Monosodium glutamate by any other name is still MSG, an additive that gives food a salty, savory flavor (also known as umami, the fifth taste). You can find it in any number of packaged goods, canned items, and snacks, but you won’t always find it listed as “monosodium glutamate” in the ingredients. If you suffer from MSG symptom complex ?having physical reactions, like headaches, nausea, and heart palpitations?or you just want to avoid suspicious additives altogether, look out for these other names for MSG:
The American Heart Association (AHA) recommends that men and women eat no more than nine and six teaspoons of sugar per day, respectively. However, the AHA also reports that Americans consume about twenty-two teaspoons of sugar a day on average. A good amount of that comes from hidden sugars; that is, sugars in processed foods like crackers and condiments. Sugar falls under many different labels, so it’s all too easy to get your daily sugar quota and then some by not reading ingredient lists carefully:
As of 2008, the FDA requires every food manufacturer to list the amount of trans fats in their products if it exceeds more than .5 grams.
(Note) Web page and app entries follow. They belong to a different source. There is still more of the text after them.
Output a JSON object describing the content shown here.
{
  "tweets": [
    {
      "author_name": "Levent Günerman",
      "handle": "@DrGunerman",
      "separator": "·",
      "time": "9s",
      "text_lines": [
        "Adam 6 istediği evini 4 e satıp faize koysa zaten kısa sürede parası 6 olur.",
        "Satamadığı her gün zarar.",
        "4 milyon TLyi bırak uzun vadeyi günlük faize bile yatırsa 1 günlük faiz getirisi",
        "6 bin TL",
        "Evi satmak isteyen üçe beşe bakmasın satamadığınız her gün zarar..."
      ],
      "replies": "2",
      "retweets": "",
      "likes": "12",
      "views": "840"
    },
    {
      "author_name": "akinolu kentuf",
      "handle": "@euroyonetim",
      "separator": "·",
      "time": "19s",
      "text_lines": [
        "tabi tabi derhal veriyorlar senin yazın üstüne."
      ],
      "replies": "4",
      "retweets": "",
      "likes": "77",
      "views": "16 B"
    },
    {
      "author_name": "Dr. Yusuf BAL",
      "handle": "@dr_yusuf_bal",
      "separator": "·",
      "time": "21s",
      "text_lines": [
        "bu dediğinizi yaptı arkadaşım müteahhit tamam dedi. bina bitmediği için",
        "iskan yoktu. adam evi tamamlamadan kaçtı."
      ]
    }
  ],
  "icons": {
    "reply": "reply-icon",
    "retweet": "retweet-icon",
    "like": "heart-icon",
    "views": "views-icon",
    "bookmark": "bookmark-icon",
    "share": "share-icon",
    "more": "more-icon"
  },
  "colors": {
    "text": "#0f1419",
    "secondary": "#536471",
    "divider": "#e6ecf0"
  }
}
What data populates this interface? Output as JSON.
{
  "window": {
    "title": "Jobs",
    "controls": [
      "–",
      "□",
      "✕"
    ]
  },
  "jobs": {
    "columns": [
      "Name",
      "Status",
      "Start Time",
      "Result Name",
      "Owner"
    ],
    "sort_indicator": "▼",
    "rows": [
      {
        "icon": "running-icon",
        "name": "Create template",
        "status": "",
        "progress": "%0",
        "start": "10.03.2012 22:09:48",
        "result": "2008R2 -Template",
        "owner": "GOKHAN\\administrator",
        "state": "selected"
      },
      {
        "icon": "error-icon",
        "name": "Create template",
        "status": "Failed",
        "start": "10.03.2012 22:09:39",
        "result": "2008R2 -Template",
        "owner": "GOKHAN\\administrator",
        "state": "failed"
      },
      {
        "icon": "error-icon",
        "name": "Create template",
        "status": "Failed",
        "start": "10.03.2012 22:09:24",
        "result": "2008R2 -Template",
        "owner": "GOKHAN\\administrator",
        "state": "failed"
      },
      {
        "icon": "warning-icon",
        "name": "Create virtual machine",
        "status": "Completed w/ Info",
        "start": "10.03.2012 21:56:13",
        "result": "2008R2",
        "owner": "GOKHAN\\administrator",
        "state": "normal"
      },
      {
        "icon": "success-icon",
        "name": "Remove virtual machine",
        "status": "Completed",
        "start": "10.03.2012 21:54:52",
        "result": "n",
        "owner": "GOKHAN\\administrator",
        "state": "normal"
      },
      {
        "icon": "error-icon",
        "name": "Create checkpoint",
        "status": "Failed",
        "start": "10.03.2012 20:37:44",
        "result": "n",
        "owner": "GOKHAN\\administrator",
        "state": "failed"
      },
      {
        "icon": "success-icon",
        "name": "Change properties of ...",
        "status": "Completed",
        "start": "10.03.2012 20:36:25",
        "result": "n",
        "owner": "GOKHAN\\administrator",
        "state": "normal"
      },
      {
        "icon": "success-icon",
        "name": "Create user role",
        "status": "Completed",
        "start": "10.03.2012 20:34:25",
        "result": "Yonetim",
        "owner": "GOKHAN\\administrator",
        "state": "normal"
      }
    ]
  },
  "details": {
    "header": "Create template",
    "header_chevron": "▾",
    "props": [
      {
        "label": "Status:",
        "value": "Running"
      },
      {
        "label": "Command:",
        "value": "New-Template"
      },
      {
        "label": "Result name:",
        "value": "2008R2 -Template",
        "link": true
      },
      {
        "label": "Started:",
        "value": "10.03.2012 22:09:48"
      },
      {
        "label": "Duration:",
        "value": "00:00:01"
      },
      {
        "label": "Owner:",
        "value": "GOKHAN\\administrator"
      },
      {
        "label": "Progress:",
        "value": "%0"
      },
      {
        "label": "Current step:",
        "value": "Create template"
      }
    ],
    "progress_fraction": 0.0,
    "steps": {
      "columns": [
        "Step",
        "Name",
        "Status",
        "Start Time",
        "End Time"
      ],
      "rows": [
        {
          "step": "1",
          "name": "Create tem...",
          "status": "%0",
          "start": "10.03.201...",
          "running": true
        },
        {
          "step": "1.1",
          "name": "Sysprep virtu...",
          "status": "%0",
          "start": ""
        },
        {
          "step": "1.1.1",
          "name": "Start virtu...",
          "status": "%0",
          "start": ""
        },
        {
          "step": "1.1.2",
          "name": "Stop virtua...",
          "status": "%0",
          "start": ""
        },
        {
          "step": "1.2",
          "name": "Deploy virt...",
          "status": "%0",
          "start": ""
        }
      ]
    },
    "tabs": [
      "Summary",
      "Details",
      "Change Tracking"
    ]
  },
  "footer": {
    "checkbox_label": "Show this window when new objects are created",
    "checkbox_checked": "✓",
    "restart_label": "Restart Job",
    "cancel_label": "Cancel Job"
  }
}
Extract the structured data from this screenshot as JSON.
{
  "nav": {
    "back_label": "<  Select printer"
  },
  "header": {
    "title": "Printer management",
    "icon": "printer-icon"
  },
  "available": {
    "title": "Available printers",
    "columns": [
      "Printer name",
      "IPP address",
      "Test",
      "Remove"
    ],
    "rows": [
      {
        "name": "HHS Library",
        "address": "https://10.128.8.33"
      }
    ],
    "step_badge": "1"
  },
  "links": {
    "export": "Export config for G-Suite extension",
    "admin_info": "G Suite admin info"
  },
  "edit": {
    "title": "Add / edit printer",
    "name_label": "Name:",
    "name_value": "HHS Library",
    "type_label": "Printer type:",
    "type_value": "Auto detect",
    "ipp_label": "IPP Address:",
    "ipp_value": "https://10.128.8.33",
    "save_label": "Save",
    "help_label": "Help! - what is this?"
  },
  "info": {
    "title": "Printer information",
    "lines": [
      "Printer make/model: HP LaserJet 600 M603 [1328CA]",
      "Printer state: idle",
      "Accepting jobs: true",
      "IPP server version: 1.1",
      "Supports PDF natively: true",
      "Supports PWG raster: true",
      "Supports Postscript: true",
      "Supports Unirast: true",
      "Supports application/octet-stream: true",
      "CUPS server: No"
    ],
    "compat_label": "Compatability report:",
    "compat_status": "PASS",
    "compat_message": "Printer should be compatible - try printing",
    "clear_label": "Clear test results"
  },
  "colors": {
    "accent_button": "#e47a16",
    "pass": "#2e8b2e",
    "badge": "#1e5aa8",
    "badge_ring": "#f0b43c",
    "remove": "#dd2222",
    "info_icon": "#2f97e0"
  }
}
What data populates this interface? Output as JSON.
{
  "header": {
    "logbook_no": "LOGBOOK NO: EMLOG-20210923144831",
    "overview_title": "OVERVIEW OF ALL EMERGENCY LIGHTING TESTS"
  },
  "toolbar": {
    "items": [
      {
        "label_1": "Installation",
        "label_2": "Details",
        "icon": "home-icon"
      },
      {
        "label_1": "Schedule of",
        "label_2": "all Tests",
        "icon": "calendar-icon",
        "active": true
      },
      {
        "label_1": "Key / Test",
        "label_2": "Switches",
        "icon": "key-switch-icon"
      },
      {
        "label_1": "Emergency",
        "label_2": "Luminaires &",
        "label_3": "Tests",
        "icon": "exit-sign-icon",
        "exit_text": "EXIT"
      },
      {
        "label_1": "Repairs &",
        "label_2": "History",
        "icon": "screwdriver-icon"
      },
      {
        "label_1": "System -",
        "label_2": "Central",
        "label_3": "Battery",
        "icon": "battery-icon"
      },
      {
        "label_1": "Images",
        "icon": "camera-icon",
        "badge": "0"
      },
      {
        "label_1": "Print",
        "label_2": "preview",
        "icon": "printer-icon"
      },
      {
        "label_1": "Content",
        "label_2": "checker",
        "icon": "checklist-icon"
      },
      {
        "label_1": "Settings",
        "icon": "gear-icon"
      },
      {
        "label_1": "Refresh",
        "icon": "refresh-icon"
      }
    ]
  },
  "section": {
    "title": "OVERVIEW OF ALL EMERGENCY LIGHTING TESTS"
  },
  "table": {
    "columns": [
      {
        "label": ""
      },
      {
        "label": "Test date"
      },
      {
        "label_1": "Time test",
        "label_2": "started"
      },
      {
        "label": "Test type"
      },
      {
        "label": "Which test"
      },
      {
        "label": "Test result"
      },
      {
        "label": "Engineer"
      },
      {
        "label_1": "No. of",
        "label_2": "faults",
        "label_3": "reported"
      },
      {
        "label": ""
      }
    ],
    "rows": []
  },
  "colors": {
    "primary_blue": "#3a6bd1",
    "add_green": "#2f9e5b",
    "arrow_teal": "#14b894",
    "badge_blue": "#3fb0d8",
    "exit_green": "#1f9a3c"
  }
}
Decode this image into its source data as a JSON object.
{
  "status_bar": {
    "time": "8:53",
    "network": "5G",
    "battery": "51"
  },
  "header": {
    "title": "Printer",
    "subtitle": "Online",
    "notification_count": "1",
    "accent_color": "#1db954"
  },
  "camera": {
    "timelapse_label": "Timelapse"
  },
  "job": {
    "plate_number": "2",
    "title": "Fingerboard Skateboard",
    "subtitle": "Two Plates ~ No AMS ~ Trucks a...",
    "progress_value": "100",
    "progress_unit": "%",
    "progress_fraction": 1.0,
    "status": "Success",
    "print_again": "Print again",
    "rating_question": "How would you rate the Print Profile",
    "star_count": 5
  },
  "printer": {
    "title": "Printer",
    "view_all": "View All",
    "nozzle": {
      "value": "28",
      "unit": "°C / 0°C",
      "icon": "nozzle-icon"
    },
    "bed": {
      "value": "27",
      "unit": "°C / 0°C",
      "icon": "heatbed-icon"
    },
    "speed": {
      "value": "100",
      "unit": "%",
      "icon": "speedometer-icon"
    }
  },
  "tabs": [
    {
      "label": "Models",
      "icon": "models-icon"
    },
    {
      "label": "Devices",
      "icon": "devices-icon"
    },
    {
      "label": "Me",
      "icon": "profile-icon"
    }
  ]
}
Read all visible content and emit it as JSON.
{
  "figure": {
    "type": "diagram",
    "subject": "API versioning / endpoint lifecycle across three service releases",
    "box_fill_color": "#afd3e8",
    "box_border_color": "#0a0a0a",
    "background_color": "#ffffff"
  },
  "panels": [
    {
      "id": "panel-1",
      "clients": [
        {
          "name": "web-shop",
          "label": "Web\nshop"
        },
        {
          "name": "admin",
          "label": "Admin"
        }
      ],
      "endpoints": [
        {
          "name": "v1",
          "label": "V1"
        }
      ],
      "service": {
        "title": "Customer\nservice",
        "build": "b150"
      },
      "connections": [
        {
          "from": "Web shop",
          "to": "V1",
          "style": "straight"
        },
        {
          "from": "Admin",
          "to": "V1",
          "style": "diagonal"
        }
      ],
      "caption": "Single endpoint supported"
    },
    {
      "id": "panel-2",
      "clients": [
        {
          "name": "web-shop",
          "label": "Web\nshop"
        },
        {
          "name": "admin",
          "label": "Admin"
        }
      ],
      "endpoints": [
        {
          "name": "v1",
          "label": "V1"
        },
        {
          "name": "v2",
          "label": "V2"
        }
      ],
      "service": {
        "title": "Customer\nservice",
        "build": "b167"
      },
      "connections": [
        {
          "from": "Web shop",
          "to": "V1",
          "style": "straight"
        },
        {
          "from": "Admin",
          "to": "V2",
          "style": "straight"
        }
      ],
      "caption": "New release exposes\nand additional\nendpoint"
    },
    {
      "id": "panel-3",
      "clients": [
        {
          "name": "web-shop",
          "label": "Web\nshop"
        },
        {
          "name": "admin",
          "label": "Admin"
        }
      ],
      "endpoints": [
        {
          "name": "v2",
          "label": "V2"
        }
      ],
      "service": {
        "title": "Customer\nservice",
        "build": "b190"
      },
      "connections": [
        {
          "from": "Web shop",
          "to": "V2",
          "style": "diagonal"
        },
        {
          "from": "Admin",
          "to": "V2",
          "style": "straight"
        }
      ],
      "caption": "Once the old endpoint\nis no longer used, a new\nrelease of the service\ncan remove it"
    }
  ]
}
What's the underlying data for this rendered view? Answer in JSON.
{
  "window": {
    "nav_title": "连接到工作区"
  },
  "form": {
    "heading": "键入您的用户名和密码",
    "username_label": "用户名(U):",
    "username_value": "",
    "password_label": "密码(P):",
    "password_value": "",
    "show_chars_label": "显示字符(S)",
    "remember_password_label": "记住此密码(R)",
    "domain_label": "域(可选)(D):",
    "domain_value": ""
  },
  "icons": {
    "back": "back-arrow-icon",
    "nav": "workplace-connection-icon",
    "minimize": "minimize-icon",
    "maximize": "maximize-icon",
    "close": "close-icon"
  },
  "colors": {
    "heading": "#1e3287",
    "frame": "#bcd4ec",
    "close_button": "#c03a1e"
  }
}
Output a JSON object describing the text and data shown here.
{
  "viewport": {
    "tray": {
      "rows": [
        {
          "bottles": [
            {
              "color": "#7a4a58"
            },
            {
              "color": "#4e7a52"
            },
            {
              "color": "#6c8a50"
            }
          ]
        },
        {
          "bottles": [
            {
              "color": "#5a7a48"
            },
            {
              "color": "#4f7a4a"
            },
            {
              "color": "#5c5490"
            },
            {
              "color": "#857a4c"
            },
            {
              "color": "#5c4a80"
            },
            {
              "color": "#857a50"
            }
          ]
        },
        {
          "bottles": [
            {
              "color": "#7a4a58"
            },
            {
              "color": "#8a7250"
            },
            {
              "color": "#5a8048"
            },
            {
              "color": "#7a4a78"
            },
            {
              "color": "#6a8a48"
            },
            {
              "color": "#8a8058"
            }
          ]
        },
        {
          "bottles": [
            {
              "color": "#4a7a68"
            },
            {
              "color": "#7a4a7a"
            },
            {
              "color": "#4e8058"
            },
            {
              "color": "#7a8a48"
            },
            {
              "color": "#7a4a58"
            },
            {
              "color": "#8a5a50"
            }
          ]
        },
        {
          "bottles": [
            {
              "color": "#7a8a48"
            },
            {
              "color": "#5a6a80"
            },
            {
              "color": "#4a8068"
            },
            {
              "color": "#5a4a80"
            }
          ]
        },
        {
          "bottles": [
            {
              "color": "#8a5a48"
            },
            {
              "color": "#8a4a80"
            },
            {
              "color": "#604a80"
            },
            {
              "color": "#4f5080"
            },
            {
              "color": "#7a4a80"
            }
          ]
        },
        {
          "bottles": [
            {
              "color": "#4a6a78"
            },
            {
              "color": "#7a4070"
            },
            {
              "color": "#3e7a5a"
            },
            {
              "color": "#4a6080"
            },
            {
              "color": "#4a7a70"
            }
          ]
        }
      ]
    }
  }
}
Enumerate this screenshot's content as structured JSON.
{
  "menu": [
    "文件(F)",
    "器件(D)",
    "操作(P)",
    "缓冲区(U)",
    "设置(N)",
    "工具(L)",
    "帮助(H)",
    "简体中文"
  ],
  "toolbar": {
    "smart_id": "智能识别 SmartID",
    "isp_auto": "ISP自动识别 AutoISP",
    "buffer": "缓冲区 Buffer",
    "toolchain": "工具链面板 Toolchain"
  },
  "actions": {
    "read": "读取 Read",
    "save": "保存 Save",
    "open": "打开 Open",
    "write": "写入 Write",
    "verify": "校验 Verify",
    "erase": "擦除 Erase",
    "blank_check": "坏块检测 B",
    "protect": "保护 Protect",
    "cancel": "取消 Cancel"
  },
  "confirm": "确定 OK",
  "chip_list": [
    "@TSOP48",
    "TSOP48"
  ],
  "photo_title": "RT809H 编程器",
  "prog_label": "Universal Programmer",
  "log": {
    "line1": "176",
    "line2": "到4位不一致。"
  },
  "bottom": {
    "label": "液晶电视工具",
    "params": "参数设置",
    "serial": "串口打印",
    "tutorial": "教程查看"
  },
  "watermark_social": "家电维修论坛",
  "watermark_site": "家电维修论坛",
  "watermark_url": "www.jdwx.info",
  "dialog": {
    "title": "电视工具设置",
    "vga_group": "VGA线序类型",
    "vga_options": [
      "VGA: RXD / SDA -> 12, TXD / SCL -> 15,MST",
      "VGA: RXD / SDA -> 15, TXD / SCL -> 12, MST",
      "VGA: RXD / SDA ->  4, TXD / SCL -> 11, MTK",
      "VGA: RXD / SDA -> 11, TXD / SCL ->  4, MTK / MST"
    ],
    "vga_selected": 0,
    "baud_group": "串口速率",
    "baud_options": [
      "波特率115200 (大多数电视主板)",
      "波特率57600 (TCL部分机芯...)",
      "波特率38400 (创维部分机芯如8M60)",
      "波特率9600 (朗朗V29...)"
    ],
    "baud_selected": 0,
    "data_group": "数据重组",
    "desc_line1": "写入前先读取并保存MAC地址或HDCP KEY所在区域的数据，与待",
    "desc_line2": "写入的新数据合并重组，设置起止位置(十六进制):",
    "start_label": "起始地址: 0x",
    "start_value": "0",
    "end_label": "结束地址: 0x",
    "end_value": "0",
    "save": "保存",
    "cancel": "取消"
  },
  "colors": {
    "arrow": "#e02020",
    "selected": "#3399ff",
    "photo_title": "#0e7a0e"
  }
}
While that’s a laudable effort on the FDA’s part, it still means that products can boast “No trans fat!” even when there are trace amounts. Since trans fat consumption is linked to increased risk of heart and cholesterol problems, any amount should be considered unsafe. And since producers can fudge the truth about whether it’s even in food or not, we should be even more vigilant about checking the ingredients:
Do you think you have been unknowingly eating ingredients you’re trying to keep out of your diet?
Originally written by Vicki Santillano for DivineCaroline.com